[Items from a data source]
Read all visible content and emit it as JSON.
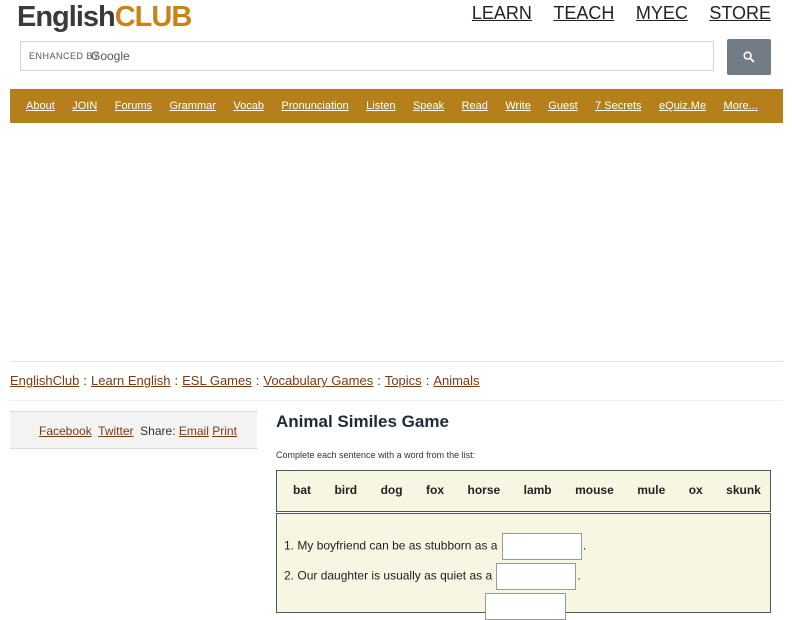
{
  "logo": {
    "english": "English",
    "club": "CLUB"
  },
  "topnav": [
    "LEARN",
    "TEACH",
    "MYEC",
    "STORE"
  ],
  "search": {
    "enhanced_by": "ENHANCED BY",
    "google": "Google",
    "value": ""
  },
  "mainnav": [
    "About",
    "JOIN",
    "Forums",
    "Grammar",
    "Vocab",
    "Pronunciation",
    "Listen",
    "Speak",
    "Read",
    "Write",
    "Guest",
    "7 Secrets",
    "eQuiz.Me",
    "More..."
  ],
  "breadcrumb": [
    "EnglishClub",
    "Learn English",
    "ESL Games",
    "Vocabulary Games",
    "Topics",
    "Animals"
  ],
  "share": {
    "facebook": "Facebook",
    "twitter": "Twitter",
    "label": "Share:",
    "email": "Email",
    "print": "Print"
  },
  "game": {
    "title": "Animal Similes Game",
    "instructions": "Complete each sentence with a word from the list:",
    "words": [
      "bat",
      "bird",
      "dog",
      "fox",
      "horse",
      "lamb",
      "mouse",
      "mule",
      "ox",
      "skunk"
    ],
    "questions": [
      {
        "num": "1.",
        "before": "My boyfriend can be as stubborn as a",
        "after": ".",
        "value": ""
      },
      {
        "num": "2.",
        "before": "Our daughter is usually as quiet as a",
        "after": ".",
        "value": ""
      }
    ]
  },
  "colors": {
    "nav_bg": "#b57f1c",
    "link": "#7a3a12",
    "box_bg": "#f6f6e2",
    "logo_club": "#c88418"
  }
}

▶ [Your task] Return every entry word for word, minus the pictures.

▶ [Solved problem]
Read all visible content and emit it as JSON.
{
  "logo": {
    "english": "English",
    "club": "CLUB"
  },
  "topnav": [
    "LEARN",
    "TEACH",
    "MYEC",
    "STORE"
  ],
  "search": {
    "enhanced_by": "ENHANCED BY",
    "google": "Google",
    "value": ""
  },
  "mainnav": [
    "About",
    "JOIN",
    "Forums",
    "Grammar",
    "Vocab",
    "Pronunciation",
    "Listen",
    "Speak",
    "Read",
    "Write",
    "Guest",
    "7 Secrets",
    "eQuiz.Me",
    "More..."
  ],
  "breadcrumb": [
    "EnglishClub",
    "Learn English",
    "ESL Games",
    "Vocabulary Games",
    "Topics",
    "Animals"
  ],
  "share": {
    "facebook": "Facebook",
    "twitter": "Twitter",
    "label": "Share:",
    "email": "Email",
    "print": "Print"
  },
  "game": {
    "title": "Animal Similes Game",
    "instructions": "Complete each sentence with a word from the list:",
    "words": [
      "bat",
      "bird",
      "dog",
      "fox",
      "horse",
      "lamb",
      "mouse",
      "mule",
      "ox",
      "skunk"
    ],
    "questions": [
      {
        "num": "1.",
        "before": "My boyfriend can be as stubborn as a",
        "after": ".",
        "value": ""
      },
      {
        "num": "2.",
        "before": "Our daughter is usually as quiet as a",
        "after": ".",
        "value": ""
      }
    ]
  },
  "colors": {
    "nav_bg": "#b57f1c",
    "link": "#7a3a12",
    "box_bg": "#f6f6e2",
    "logo_club": "#c88418"
  }
}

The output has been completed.